**What is being asked:** Find every line in the entries that holds the string "Affairs" and report it.

**Available data:**
▬▬▬▬▬▬▬▬▬▬

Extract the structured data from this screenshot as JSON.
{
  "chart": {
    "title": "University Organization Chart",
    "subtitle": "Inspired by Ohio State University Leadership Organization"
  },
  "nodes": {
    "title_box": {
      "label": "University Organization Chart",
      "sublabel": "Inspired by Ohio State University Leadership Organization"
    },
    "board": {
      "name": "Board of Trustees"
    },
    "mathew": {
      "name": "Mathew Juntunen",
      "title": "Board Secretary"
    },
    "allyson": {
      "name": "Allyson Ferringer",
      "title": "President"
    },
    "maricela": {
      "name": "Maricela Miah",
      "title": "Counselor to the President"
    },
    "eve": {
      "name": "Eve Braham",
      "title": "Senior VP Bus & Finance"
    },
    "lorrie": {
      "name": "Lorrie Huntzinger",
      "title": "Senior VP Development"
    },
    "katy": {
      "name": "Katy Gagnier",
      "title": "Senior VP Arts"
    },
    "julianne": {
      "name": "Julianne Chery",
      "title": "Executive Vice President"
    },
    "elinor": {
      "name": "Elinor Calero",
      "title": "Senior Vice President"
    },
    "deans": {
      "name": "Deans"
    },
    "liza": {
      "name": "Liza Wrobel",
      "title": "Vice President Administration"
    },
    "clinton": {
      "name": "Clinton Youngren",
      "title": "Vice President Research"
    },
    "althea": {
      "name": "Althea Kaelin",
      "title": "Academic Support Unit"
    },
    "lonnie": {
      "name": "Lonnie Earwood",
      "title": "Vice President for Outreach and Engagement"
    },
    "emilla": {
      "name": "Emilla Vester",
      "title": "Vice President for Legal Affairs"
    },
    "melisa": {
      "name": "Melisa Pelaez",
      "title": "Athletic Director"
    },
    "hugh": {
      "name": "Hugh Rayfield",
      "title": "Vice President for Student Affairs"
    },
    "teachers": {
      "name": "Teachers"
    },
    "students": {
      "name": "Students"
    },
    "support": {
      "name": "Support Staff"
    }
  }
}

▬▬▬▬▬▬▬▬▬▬

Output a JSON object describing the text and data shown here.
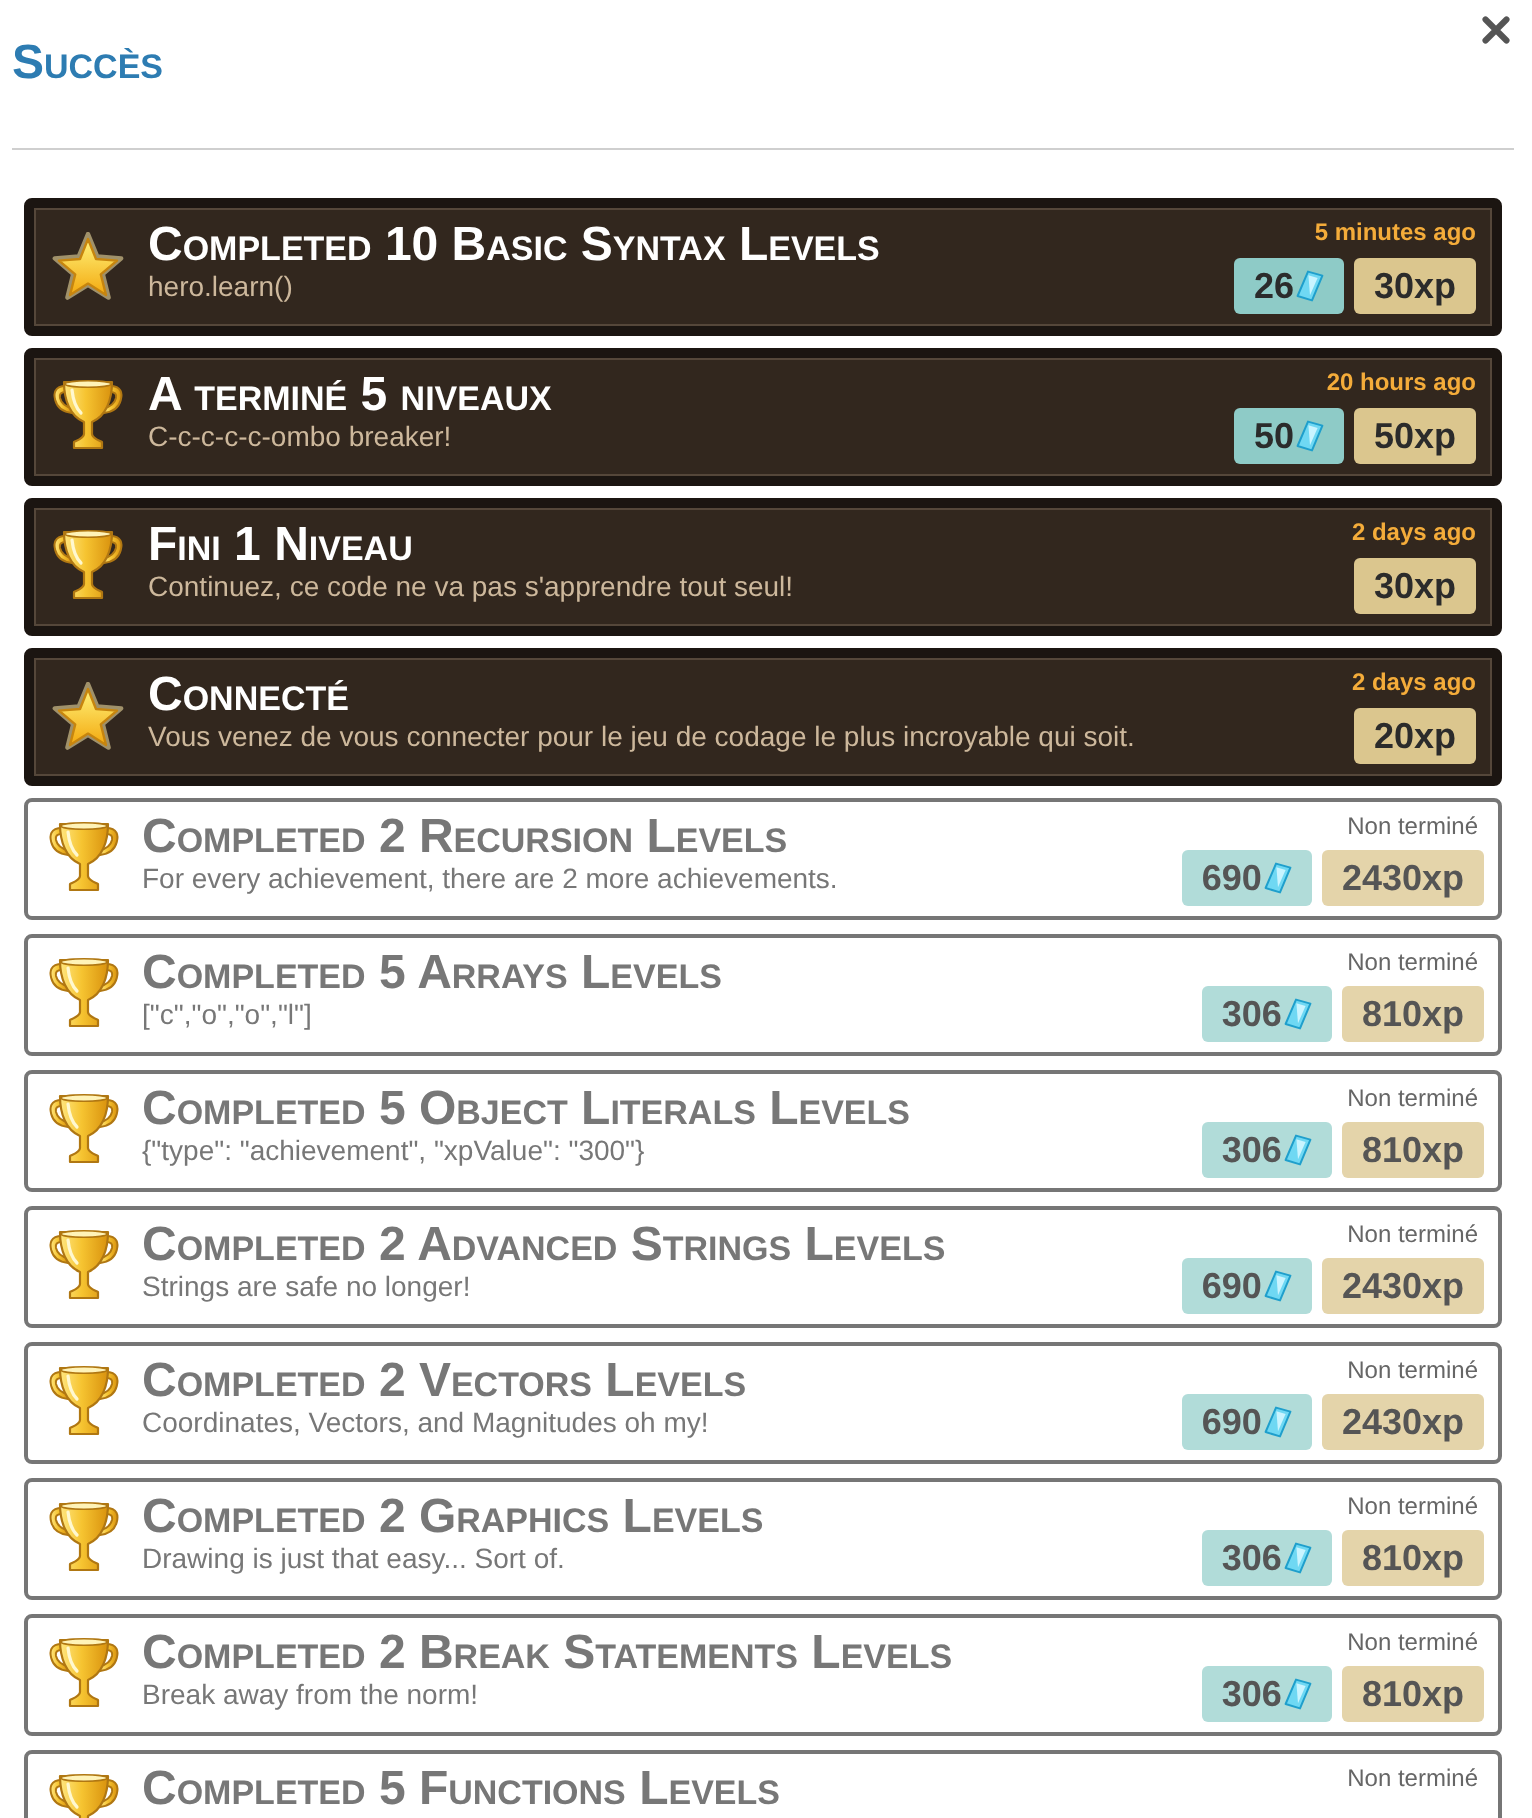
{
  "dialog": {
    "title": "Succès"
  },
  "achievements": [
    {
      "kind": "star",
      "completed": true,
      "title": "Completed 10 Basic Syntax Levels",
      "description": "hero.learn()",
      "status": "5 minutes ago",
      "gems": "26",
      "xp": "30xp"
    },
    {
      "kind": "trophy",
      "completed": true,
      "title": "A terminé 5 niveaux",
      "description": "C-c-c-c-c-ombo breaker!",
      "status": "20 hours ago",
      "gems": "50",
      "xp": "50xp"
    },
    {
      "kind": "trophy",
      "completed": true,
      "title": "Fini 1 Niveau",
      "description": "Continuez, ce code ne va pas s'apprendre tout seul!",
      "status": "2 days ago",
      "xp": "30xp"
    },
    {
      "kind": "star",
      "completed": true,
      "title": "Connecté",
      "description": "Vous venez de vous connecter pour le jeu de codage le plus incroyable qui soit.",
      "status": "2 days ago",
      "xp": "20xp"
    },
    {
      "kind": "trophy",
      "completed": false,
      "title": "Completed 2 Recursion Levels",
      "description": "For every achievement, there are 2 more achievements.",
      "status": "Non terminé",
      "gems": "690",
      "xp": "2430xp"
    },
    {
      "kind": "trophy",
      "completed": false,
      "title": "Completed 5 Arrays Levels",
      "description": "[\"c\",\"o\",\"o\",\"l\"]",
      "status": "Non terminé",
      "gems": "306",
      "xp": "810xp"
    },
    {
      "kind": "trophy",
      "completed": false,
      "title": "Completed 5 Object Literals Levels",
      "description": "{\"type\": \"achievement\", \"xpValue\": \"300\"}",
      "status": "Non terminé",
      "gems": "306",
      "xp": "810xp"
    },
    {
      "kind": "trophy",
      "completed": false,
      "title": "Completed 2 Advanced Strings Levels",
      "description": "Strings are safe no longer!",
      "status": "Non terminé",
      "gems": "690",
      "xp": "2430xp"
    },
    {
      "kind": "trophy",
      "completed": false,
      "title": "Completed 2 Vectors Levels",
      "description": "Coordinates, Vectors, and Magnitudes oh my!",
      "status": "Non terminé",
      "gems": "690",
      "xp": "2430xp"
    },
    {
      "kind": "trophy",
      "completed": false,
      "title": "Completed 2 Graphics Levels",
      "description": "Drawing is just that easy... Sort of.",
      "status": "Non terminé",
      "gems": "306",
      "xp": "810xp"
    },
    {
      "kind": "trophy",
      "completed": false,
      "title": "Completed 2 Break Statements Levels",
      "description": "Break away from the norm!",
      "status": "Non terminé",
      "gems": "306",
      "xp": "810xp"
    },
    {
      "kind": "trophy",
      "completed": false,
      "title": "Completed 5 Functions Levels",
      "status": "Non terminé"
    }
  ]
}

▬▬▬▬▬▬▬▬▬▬

**Your response:**
      "title": "Vice President for Legal Affairs"
      "title": "Vice President for Student Affairs"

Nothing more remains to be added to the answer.